A common pitch for self-driving cars is safety benefits—a common figure is that they could save 300,000 lives per decade if implemented in the United States.
If puttering around in the daily grind of traffic fills your annoyance bucket, take heart: self-driving cars will be in major city centers in 5 years, and they will be coming in hot. In fact, they’ll likely be commonplace everywhere within just 10 years. These nifty new vehicles have the potential to shake up your life in areas extending well off the road. Here’s why:
Just few weeks after Google got us all excited about its impending fleet of autonomous Chrysler minivans, the company’s Self-Driving Car project announced that it’s packing up at least part of its operation and moving it to Detroit.
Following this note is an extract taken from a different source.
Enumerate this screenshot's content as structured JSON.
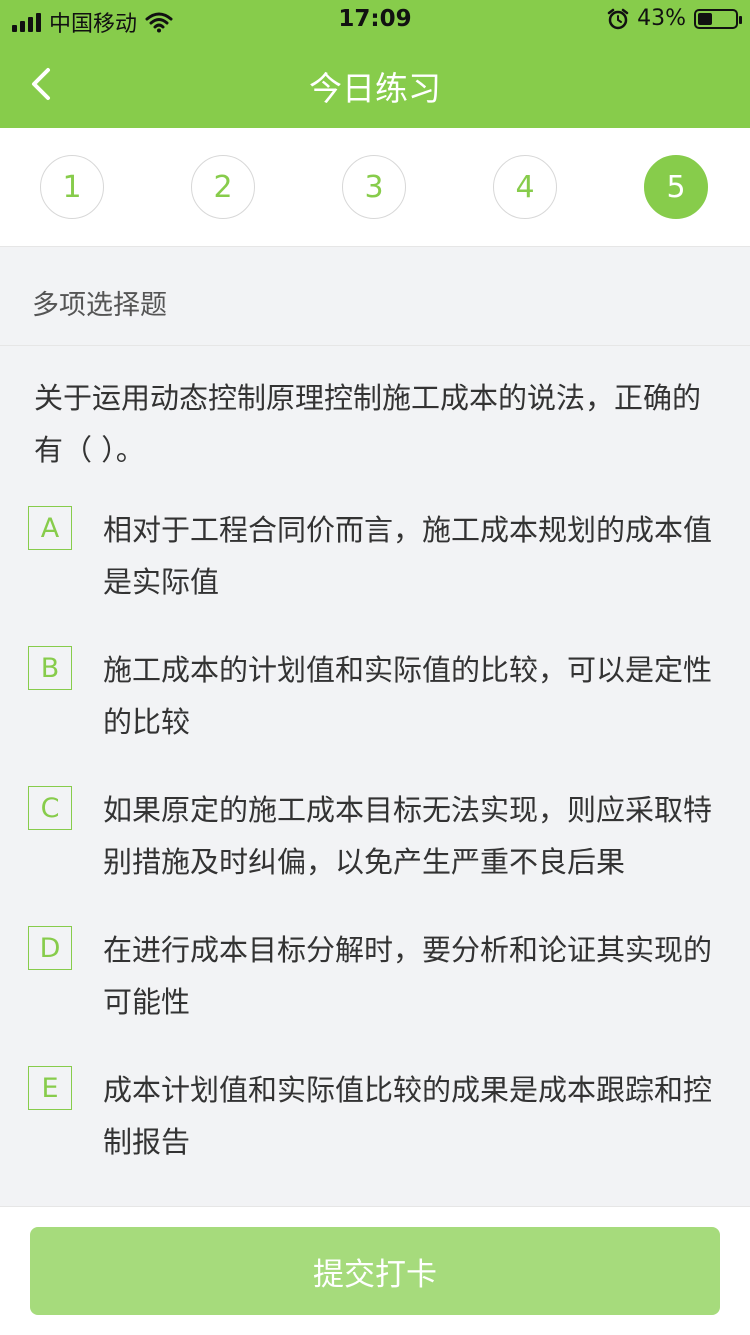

Ford, hide your engineers!
The emergence of new automotive technologies and practices like ride-sharing, on-demand services, and the introduction of autonomous capabilities seems like it would have a diminishing effect on future automotive sales—but studies suggest we may actually see the opposite.
This past spring, two engineers huddled behind computer monitors as they fine-tuned a robotic ape. The 443-pound simian-inspired machine, calledChimp, would soon be competing in the Pentagon-funded DARPA Robotics Challenge. The competition to build disaster-response robots, which had started three years before, was nearing its final showdown. And Carnegie Mellon University’s Chimp was considered a front-runner for the top prize of $2 million.
Google Inc. said it named auto industry veteran John Krafcik as chief executive of its self-driving car project from late September.
Continue reading Google’s Self-Driving Car Project Just Stepped Up Its Game